Now, let us look at the time we are now in, the time of counting the omer. By definition omer is the Hebrew word for a sheaf of grain. In this time of counting the grain waved before the L-rd would have been barley, the first of the grain crops harvested each year. An interesting fact about this grain, it was first domesticated around 8,500 BCE and was an essential part of the diet of many countries.  Given all this, the omer brought to the Tabernacle or Temple during Passover would have been barley. It would have been offered each day until Shavuot when the first wheat was being harvested.

In Leviticus 23:1-16 we read the verses that speaks of counting the omer. We have already talked about how the families would come to Jerusalem for these holidays. The passing on of the holidays of G-d was important to these families. It gave their children something tangible to remember and hold on to. So it is in our lives today. It is important that our children and grandchildren see our faith played out in our lives. The world is more than ready to sweep them away if they have no clear understanding of who we are and who they are in their spiritual walk.

The omer can be looked at as an important part of this process of defining the path we all are on. Think for a moment what we can learn from these days. Barley was a grain hard for people to digest. Wheat was much more preferred as a food source.
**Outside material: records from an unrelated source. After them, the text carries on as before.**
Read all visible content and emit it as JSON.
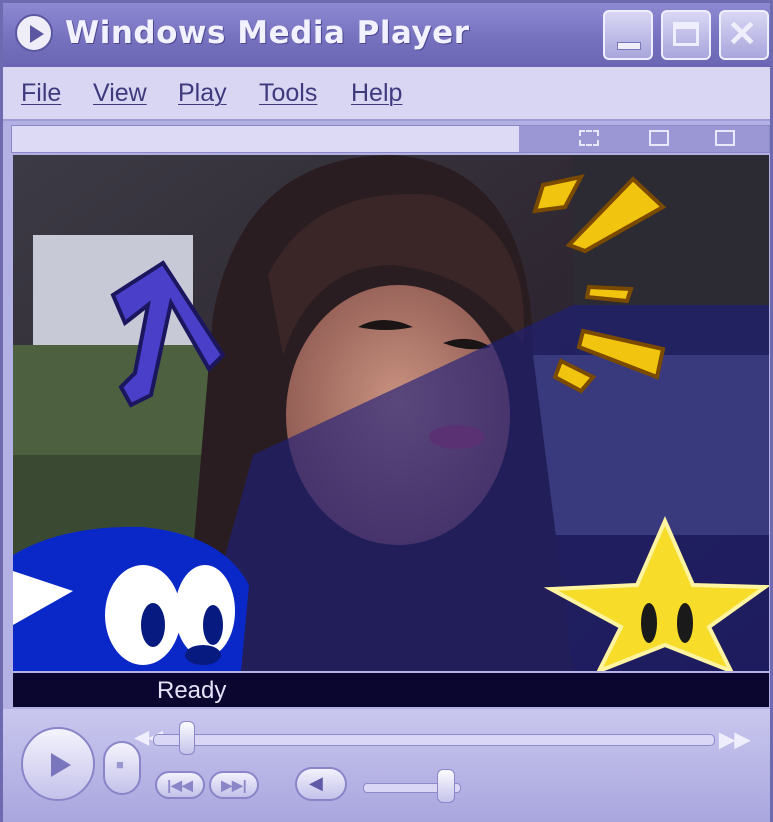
{
  "window": {
    "title": "Windows Media Player"
  },
  "title_buttons": {
    "minimize": "minimize-button",
    "maximize": "maximize-button",
    "close": "✕"
  },
  "menu": [
    "File",
    "View",
    "Play",
    "Tools",
    "Help"
  ],
  "status": {
    "text": "Ready"
  },
  "playback": {
    "seek_fraction": 0.05,
    "volume_fraction": 0.8
  },
  "controls": {
    "prev_glyph": "|◀◀",
    "next_glyph": "▶▶|",
    "rewind_glyph": "◀◀",
    "forward_glyph": "▶▶"
  },
  "colors": {
    "title_bar": "#7470bd",
    "window": "#b3b0e4",
    "status_bg": "#0a0630",
    "accent": "#5b57a0"
  }
}
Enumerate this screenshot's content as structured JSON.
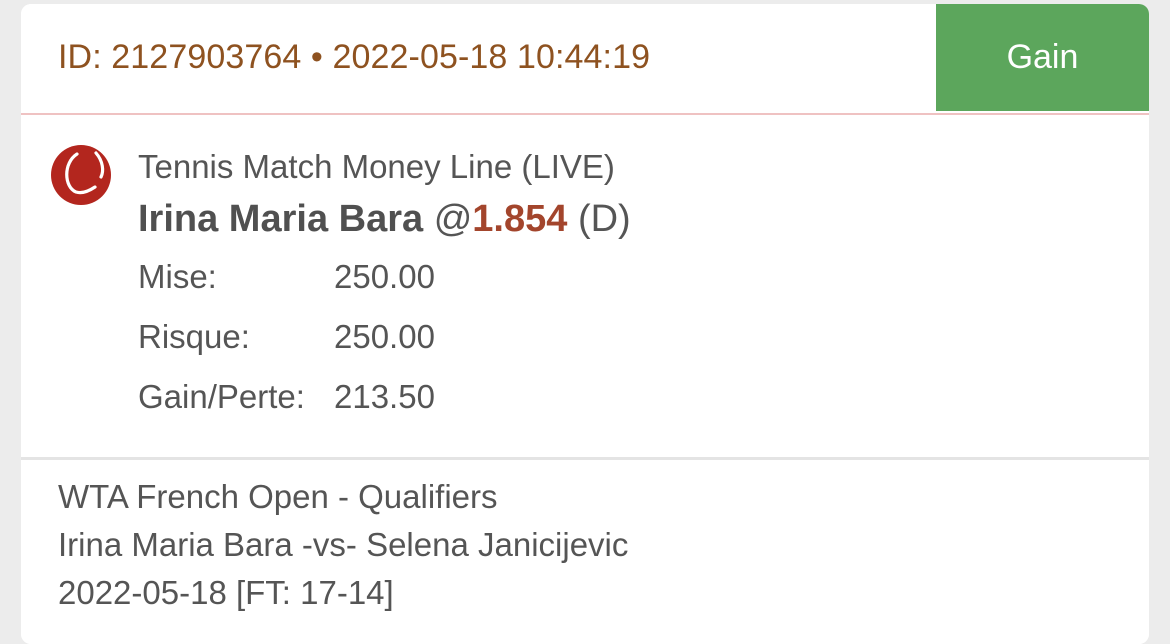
{
  "header": {
    "id_text": "ID: 2127903764 • 2022-05-18 10:44:19",
    "status_label": "Gain",
    "status_color": "#5ca65c"
  },
  "bet": {
    "sport_icon": "tennis-ball-icon",
    "market": "Tennis Match Money Line (LIVE)",
    "selection": "Irina Maria Bara",
    "at_symbol": "@",
    "odds": "1.854",
    "odds_type": "(D)",
    "details": [
      {
        "label": "Mise:",
        "value": "250.00"
      },
      {
        "label": "Risque:",
        "value": "250.00"
      },
      {
        "label": "Gain/Perte:",
        "value": "213.50"
      }
    ]
  },
  "event": {
    "competition": "WTA French Open - Qualifiers",
    "matchup": "Irina Maria Bara -vs- Selena Janicijevic",
    "result": "2022-05-18 [FT: 17-14]"
  },
  "colors": {
    "accent_odds": "#a3452c",
    "header_text": "#8e5220",
    "icon_red": "#b3261e"
  }
}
So each day when the priest would wave this offering of barley before the L-rd it would symbolize our own walk after coming to faith. We may have been a little rough around the edges. We may still be struggling with issues that were part of our lives before we became believers. We may struggle with anger, resentment or other things that do not so easily go away when we come to faith. That may be why the writer of Philippians 2:12 wrote, “Work out your own salvation.”  We are on the path. We are not the same person. We have a choice now. We are no longer slaves. We, during these days, symbolically move toward the eating of “spiritual” wheat rather than the more unrefined barley. Sanctifying time is one of the lessons G-d teaches us. We are different now. We are not slaves to sin. We can choose to live a different life with G-d’s help. I think this is one of the major lessons of this time we are in now. Use each of these days of counting the omer to look at your life. Are there still things hanging on from the past?

We are now disciples of the Messiah. In scripture a disciple was a person who followed their teacher, spent time every day with him. The disciple learned how their teacher lived and then patterned their life after him. We are disciples of Yeshua. That fact requires time and effort on our part daily. That is how we work out our own salvation, The omer helps in our quest.

Let me encourage all of us to consider this time of the omer countdown to Shavuot as a methodical 49 day process of winnowing the chaff from our lives as we attempt to refine ourselves. It is also a reminder to us that our days are numbered and we must make every day count.

May the G-d of Israel richly bless you this week as you pursue Him.